Pharmaceutical Shortages in the NICU
by Dr. Mitchell Goldstein, neonatologist and NPIHC Steering Committee member
The healthcare system as we know it is changing. Certain systematic changes bode well for perinatal and neonatal care. The new laws which provide for enhanced coverage for young mothers and recognition that pre-existing conditions cannot be excluded will favorably impact babies and their mothers.
However, despite these systematic changes, the healthcare system is reeling from the effects of unanticipated medication shortages. Nowhere is this more critical than in the NICU. There are a myriad of root causes. As pharmaceutical manufacturers gear up for changes in remuneration, less productive product lines are discontinued. Group Purchasing Organizations (GPOs) attempt to secure the best price for their client hospitals, but single sourcing further complicates issues with remuneration as pharmaceutical suppliers are unable to sell into a competitive marketplace. Faced with uncertain supply, hospitals and their suppliers hoard medications and other crucial pharmaceutical supplies. Moreover, issues with compounding pharmacies have restricted the possibility of second sourcing to first line pharmaceutical manufacturers. Food and Drug Administration (FDA) regulations may add many months or years to the wait for a replacement.
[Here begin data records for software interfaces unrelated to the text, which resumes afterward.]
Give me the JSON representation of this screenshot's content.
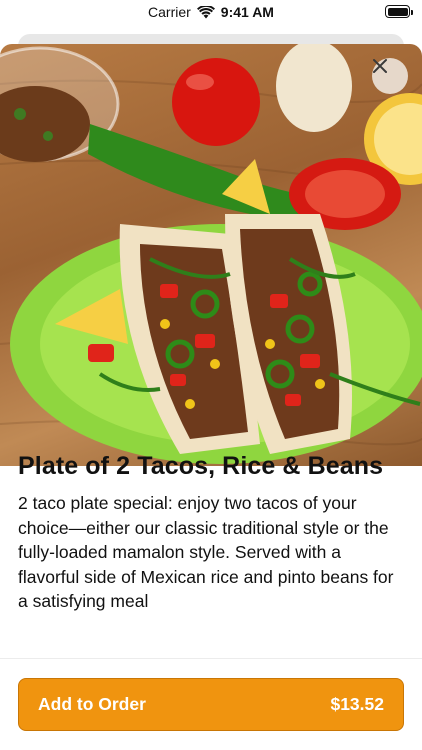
{
  "status_bar": {
    "carrier": "Carrier",
    "time": "9:41 AM"
  },
  "hero": {
    "image": "tacos-plate-photo"
  },
  "item": {
    "title": "Plate of 2 Tacos, Rice & Beans",
    "description": "2 taco plate special: enjoy two tacos of your choice—either our classic traditional style or the fully-loaded mamalon style. Served with a flavorful side of Mexican rice and pinto beans for a satisfying meal"
  },
  "order_button": {
    "label": "Add to Order",
    "price": "$13.52"
  },
  "colors": {
    "accent": "#f0940f",
    "accent_border": "#c97605",
    "close_bg": "#ece2d7"
  },
  "icons": {
    "close": "close-icon",
    "wifi": "wifi-icon",
    "battery": "battery-icon"
  }
}
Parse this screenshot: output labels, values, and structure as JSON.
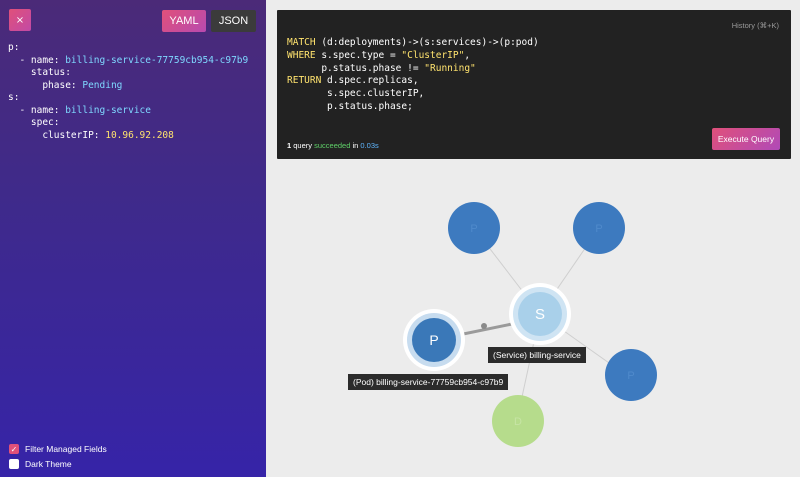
{
  "left_panel": {
    "close_label": "×",
    "yaml_label": "YAML",
    "json_label": "JSON",
    "yaml": {
      "p_key": "p:",
      "p_item_dash": "  - name: ",
      "p_name": "billing-service-77759cb954-c97b9",
      "status_key": "    status:",
      "phase_key": "      phase: ",
      "phase_value": "Pending",
      "s_key": "s:",
      "s_item_dash": "  - name: ",
      "s_name": "billing-service",
      "spec_key": "    spec:",
      "cluster_ip_key": "      clusterIP: ",
      "cluster_ip_value": "10.96.92.208"
    },
    "filter_managed_fields_label": "Filter Managed Fields",
    "filter_managed_fields_checked": true,
    "dark_theme_label": "Dark Theme",
    "dark_theme_checked": false
  },
  "query_panel": {
    "history_label": "History (⌘+K)",
    "query": {
      "line1_kw": "MATCH",
      "line1_rest": " (d:deployments)->(s:services)->(p:pod)",
      "line2_kw": "WHERE",
      "line2_rest": " s.spec.type = ",
      "line2_str": "\"ClusterIP\"",
      "line2_end": ",",
      "line3_rest": "      p.status.phase != ",
      "line3_str": "\"Running\"",
      "line4_kw": "RETURN",
      "line4_rest": " d.spec.replicas,",
      "line5": "       s.spec.clusterIP,",
      "line6": "       p.status.phase;"
    },
    "status_count": "1",
    "status_query_word": " query ",
    "status_succeeded": "succeeded",
    "status_in": " in ",
    "status_time": "0.03s",
    "execute_label": "Execute Query"
  },
  "graph": {
    "nodes": [
      {
        "id": "p1",
        "letter": "P",
        "color": "#3d7abf",
        "faded": true
      },
      {
        "id": "p2",
        "letter": "P",
        "color": "#3d7abf",
        "faded": true
      },
      {
        "id": "s_main",
        "letter": "S",
        "color": "#a9d0ea",
        "faded": false
      },
      {
        "id": "p_main",
        "letter": "P",
        "color": "#3a78b8",
        "faded": false
      },
      {
        "id": "p3",
        "letter": "P",
        "color": "#3d7abf",
        "faded": true
      },
      {
        "id": "d1",
        "letter": "D",
        "color": "#b6dc8c",
        "faded": true
      }
    ],
    "service_label": "(Service) billing-service",
    "pod_label": "(Pod) billing-service-77759cb954-c97b9"
  },
  "colors": {
    "accent_pink": "#e0507a",
    "accent_purple": "#b04ab8",
    "success_green": "#5fd068",
    "time_blue": "#5fb6ff",
    "code_yellow": "#ffe36e"
  }
}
Total Parenteral Nutrition (TPN) is nutrition that is provided by vein and depends on the availability of a large number of varied pharmaceutical supplies. Most Neonatal Intensive Care Units have had to weather shortages of vitamins, iron, trace elements, electrolytes, protein, and even glucose during the past several years. Sometimes one set of electrolytes can be substituted for another, but glucose, protein, vitamins, and trace elements are essential to provide nutrition to babies who cannot tolerate traditional feeds. If a baby is TPN dependent for a long period of time, these shortages can be life threatening.
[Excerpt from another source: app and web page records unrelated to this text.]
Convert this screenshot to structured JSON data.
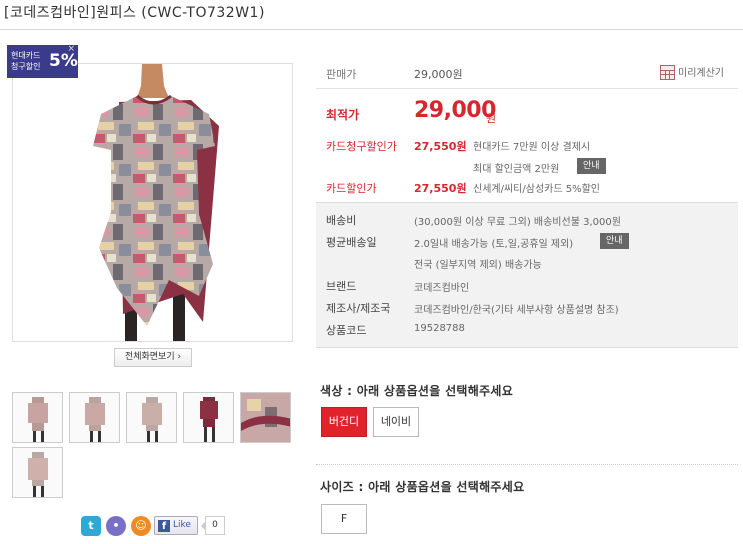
{
  "product": {
    "title": "[코데즈컴바인]원피스 (CWC-TO732W1)",
    "card_badge": {
      "text": "현대카드 청구할인",
      "percent": "5%",
      "close": "×"
    },
    "fullview_label": "전체화면보기 ›"
  },
  "price": {
    "list_label": "판매가",
    "list_value": "29,000원",
    "calc_label": "미리계산기",
    "best_label": "최적가",
    "best_value": "29,000",
    "best_unit": "원",
    "card_claim_label": "카드청구할인가",
    "card_claim_value": "27,550원",
    "card_claim_desc1": "현대카드 7만원 이상 결제시",
    "card_claim_desc2": "최대 할인금액 2만원",
    "info_label": "안내",
    "card_disc_label": "카드할인가",
    "card_disc_value": "27,550원",
    "card_disc_desc": "신세계/씨티/삼성카드 5%할인"
  },
  "shipping": {
    "fee_label": "배송비",
    "fee_value": "(30,000원 이상 무료 그외) 배송비선불 3,000원",
    "avg_label": "평균배송일",
    "avg_value": "2.0일내 배송가능 (토,일,공휴일 제외)",
    "info_label": "안내",
    "avg_value2": "전국 (일부지역 제외) 배송가능",
    "brand_label": "브랜드",
    "brand_value": "코데즈컴바인",
    "maker_label": "제조사/제조국",
    "maker_value": "코데즈컴바인/한국(기타 세부사항 상품설명 참조)",
    "code_label": "상품코드",
    "code_value": "19528788"
  },
  "options": {
    "color_title": "색상 : 아래 상품옵션을 선택해주세요",
    "colors": [
      "버건디",
      "네이비"
    ],
    "selected_color": "버건디",
    "size_title": "사이즈 : 아래 상품옵션을 선택해주세요",
    "sizes": [
      "F"
    ]
  },
  "social": {
    "like_label": "Like",
    "like_count": "0",
    "icons": [
      "twitter-icon",
      "me2day-icon",
      "yozm-icon"
    ]
  },
  "colors": {
    "accent_red": "#d6272e",
    "badge_navy": "#3b3b8c"
  }
}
We must send a message to those change agents that the needs of our babies must be given the highest priority in this new paradigm for healthcare delivery, or watch helplessly as our preterm and other at risk babies are ravaged by nutritional deficiencies that have not been seen in the USA since the early 1900s.